By APEC Secretariat
SAN FRANCISCO, USA – The APEC Multistakeholder Forum raises the curtain on the 2023 APEC economic leaders’ week in San Francisco. In a groundbreaking initiative to address the local impact of climate change and just transition on the region’s diverse communities including leaders from various civil society organizations, Indigenous Peoples, youth, workforce, and women’s groups to foster collaboration and dialogue.
The objective of the forum was clear: to highlight community-level interventions that take into account the needs of these vulnerable groups during the global shift toward Net Zero carbon economies.
One of the critical issues facing vulnerable communities around the world is their limited representation in climate policy dialogues and decision-making processes. Groups with untapped economic potential often bear the highest cost (in terms of loss and damage) when it comes to the growing number of climate events around the world.

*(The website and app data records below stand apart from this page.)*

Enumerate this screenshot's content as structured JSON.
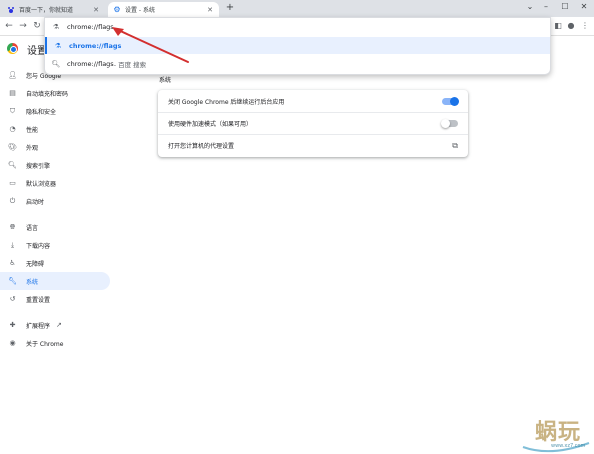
{
  "tabs": [
    {
      "label": "百度一下，你就知道",
      "icon": "baidu-paw-icon",
      "active": false
    },
    {
      "label": "设置 - 系统",
      "icon": "gear-icon",
      "active": true
    }
  ],
  "omnibox": {
    "input_text": "chrome://flags",
    "suggestions": [
      {
        "text": "chrome://flags",
        "icon": "flask-icon",
        "selected": true
      },
      {
        "text": "chrome://flags",
        "subtext": " - 百度 搜索",
        "icon": "search-icon",
        "selected": false
      }
    ]
  },
  "settings": {
    "title": "设置",
    "nav": [
      {
        "label": "您与 Google",
        "icon": "person-icon"
      },
      {
        "label": "自动填充和密码",
        "icon": "clipboard-icon"
      },
      {
        "label": "隐私和安全",
        "icon": "shield-icon"
      },
      {
        "label": "性能",
        "icon": "speedometer-icon"
      },
      {
        "label": "外观",
        "icon": "palette-icon"
      },
      {
        "label": "搜索引擎",
        "icon": "search-icon"
      },
      {
        "label": "默认浏览器",
        "icon": "browser-icon"
      },
      {
        "label": "启动时",
        "icon": "power-icon"
      },
      {
        "label": "语言",
        "icon": "globe-icon"
      },
      {
        "label": "下载内容",
        "icon": "download-icon"
      },
      {
        "label": "无障碍",
        "icon": "accessibility-icon"
      },
      {
        "label": "系统",
        "icon": "wrench-icon",
        "active": true
      },
      {
        "label": "重置设置",
        "icon": "reset-icon"
      },
      {
        "label": "扩展程序",
        "icon": "puzzle-icon"
      },
      {
        "label": "关于 Chrome",
        "icon": "chrome-icon"
      }
    ],
    "section_title": "系统",
    "rows": [
      {
        "label": "关闭 Google Chrome 后继续运行后台应用",
        "control": "toggle",
        "on": true
      },
      {
        "label": "使用硬件加速模式（如果可用）",
        "control": "toggle",
        "on": false
      },
      {
        "label": "打开您计算机的代理设置",
        "control": "launch-icon"
      }
    ]
  },
  "watermark": {
    "text": "蜗玩",
    "url": "www.xz7.com"
  },
  "colors": {
    "accent": "#1a73e8",
    "arrow": "#d32f2f",
    "selected_bg": "#e8f0fe"
  }
}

“Although the impact of climate change affects everyone, it does not affect all communities equally. Some in the APEC region – often those who have not historically had opportunities to participate in making decisions to address the climate crisis – experience greater suffering.” said ambassador Matt Murray, United States’ senior official for APEC, as he addressed participants of the forum.
“We have a responsibility to actively engage with diverse voices and perspectives in climate discussions,” he added. “However, this is not just the right thing to do. It is also the most effective way to do it. By bringing all groups’ unique experiences and knowledge to the table, we can find the most effective solutions for climate adaptation and mitigation for all.”

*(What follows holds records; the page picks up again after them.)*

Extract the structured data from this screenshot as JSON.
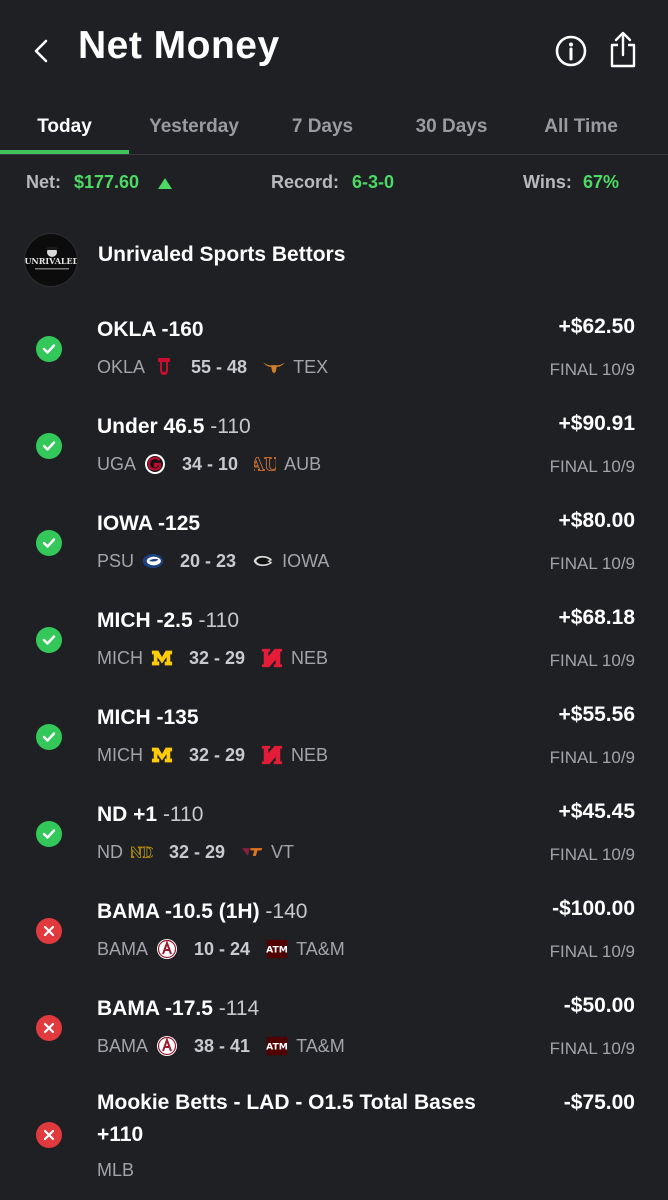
{
  "header": {
    "title": "Net Money"
  },
  "tabs": [
    {
      "label": "Today",
      "active": true
    },
    {
      "label": "Yesterday",
      "active": false
    },
    {
      "label": "7 Days",
      "active": false
    },
    {
      "label": "30 Days",
      "active": false
    },
    {
      "label": "All Time",
      "active": false
    }
  ],
  "summary": {
    "net_label": "Net:",
    "net_value": "$177.60",
    "record_label": "Record:",
    "record_value": "6-3-0",
    "wins_label": "Wins:",
    "wins_value": "67%"
  },
  "group": {
    "name": "Unrivaled Sports Bettors",
    "avatar_text": "UNRIVALED"
  },
  "colors": {
    "win": "#34c759",
    "loss": "#e0393e",
    "accent": "#4cd964"
  },
  "bets": [
    {
      "status": "win",
      "pick": "OKLA -160",
      "odds": "",
      "team1": "OKLA",
      "logo1": "oklahoma-logo",
      "score": "55 - 48",
      "logo2": "texas-logo",
      "team2": "TEX",
      "amount": "+$62.50",
      "final": "FINAL 10/9"
    },
    {
      "status": "win",
      "pick": "Under 46.5",
      "odds": " -110",
      "team1": "UGA",
      "logo1": "georgia-logo",
      "score": "34 - 10",
      "logo2": "auburn-logo",
      "team2": "AUB",
      "amount": "+$90.91",
      "final": "FINAL 10/9"
    },
    {
      "status": "win",
      "pick": "IOWA -125",
      "odds": "",
      "team1": "PSU",
      "logo1": "penn-state-logo",
      "score": "20 - 23",
      "logo2": "iowa-logo",
      "team2": "IOWA",
      "amount": "+$80.00",
      "final": "FINAL 10/9"
    },
    {
      "status": "win",
      "pick": "MICH -2.5",
      "odds": " -110",
      "team1": "MICH",
      "logo1": "michigan-logo",
      "score": "32 - 29",
      "logo2": "nebraska-logo",
      "team2": "NEB",
      "amount": "+$68.18",
      "final": "FINAL 10/9"
    },
    {
      "status": "win",
      "pick": "MICH -135",
      "odds": "",
      "team1": "MICH",
      "logo1": "michigan-logo",
      "score": "32 - 29",
      "logo2": "nebraska-logo",
      "team2": "NEB",
      "amount": "+$55.56",
      "final": "FINAL 10/9"
    },
    {
      "status": "win",
      "pick": "ND +1",
      "odds": " -110",
      "team1": "ND",
      "logo1": "notre-dame-logo",
      "score": "32 - 29",
      "logo2": "virginia-tech-logo",
      "team2": "VT",
      "amount": "+$45.45",
      "final": "FINAL 10/9"
    },
    {
      "status": "loss",
      "pick": "BAMA -10.5 (1H)",
      "odds": " -140",
      "team1": "BAMA",
      "logo1": "alabama-logo",
      "score": "10 - 24",
      "logo2": "texas-am-logo",
      "team2": "TA&M",
      "amount": "-$100.00",
      "final": "FINAL 10/9"
    },
    {
      "status": "loss",
      "pick": "BAMA -17.5",
      "odds": " -114",
      "team1": "BAMA",
      "logo1": "alabama-logo",
      "score": "38 - 41",
      "logo2": "texas-am-logo",
      "team2": "TA&M",
      "amount": "-$50.00",
      "final": "FINAL 10/9"
    }
  ],
  "last_bet": {
    "status": "loss",
    "pick_line1": "Mookie Betts - LAD - O1.5 Total Bases",
    "pick_line2": "+110",
    "league": "MLB",
    "amount": "-$75.00"
  }
}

“The Pacific basin is our common home. It ties us together through trade, identity, the movement of people, our security, our common environment, and especially to meet the challenges of climate change. It necessitates that we work together throughout this region for a zero-carbon future,” said Dr Gloria Duffy, co-president and CEO of Commonwealth Club World Affairs.
APEC economies are wrestling with the broad and complex structural reform challenge of decarbonizing the world’s supply chains, energy supplies, and transportation systems. The need to address the local impact of this transition on the region’s diverse communities from a grassroot perspective is a matter of growing urgency.
Preparing workforce participants for new sustainable jobs will require new human capital development strategies that account for local contexts. Retraining and certification programs will also need to be established to fit the market. At the same time, social protection schemes will need to extend to vulnerable populations.
“In the post-COVID world, it’s time to find a new way of doing things. We can no longer do business as usual,” said Philip Yun, co-president and CEO of Commonwealth Club World Affairs.
The AMF underscored the urgent need for collective action to address climate challenges. Discussions centered on promoting sustainable practices to emphasize the importance of fostering social equity and inclusion.
“The US as host of APEC is advancing work on just energy transition, moving us to a low carbon economy while promoting equity and inclusivity. APEC has some policy options, spanning support for access to decent work to comprehensive structural reforms, to ensure that we have policies that promote sustainable practices and social safety nets,” said Dr Rebecca Sta Maria, APEC Secretariat executive director.
“Having dialogues like this provides a platform for stakeholders to discuss inclusion, specifically for the underrepresented groups or groups made vulnerable by the energy crisis and technological and climate change readiness,” she added.
“This forum is a great platform to reaffirm our commitment to cooperating with civil society stakeholders on just transition topics. It enhances the important progress made by our predecessors in furthering APEC efforts to include key non-governmental stakeholders, as outlined in the Putrajaya Vision 2040 and Aotearoa Plan of Action, and APEC’s broader sustainability agenda, as defined by the 2022 Bangkok Goals,” concluded ambassador Murray.
The APEC Multistakeholder Forum was organized by the Commonwealth Club World Affairs with the support of the US department of state and the APEC Secretariat. From 10-13 November, key topics at the forum include community-level action; Indigenous Peoples’ transition experience; voices of youth; public-private partnerships; and innovative low-carbon solutions that are inclusive.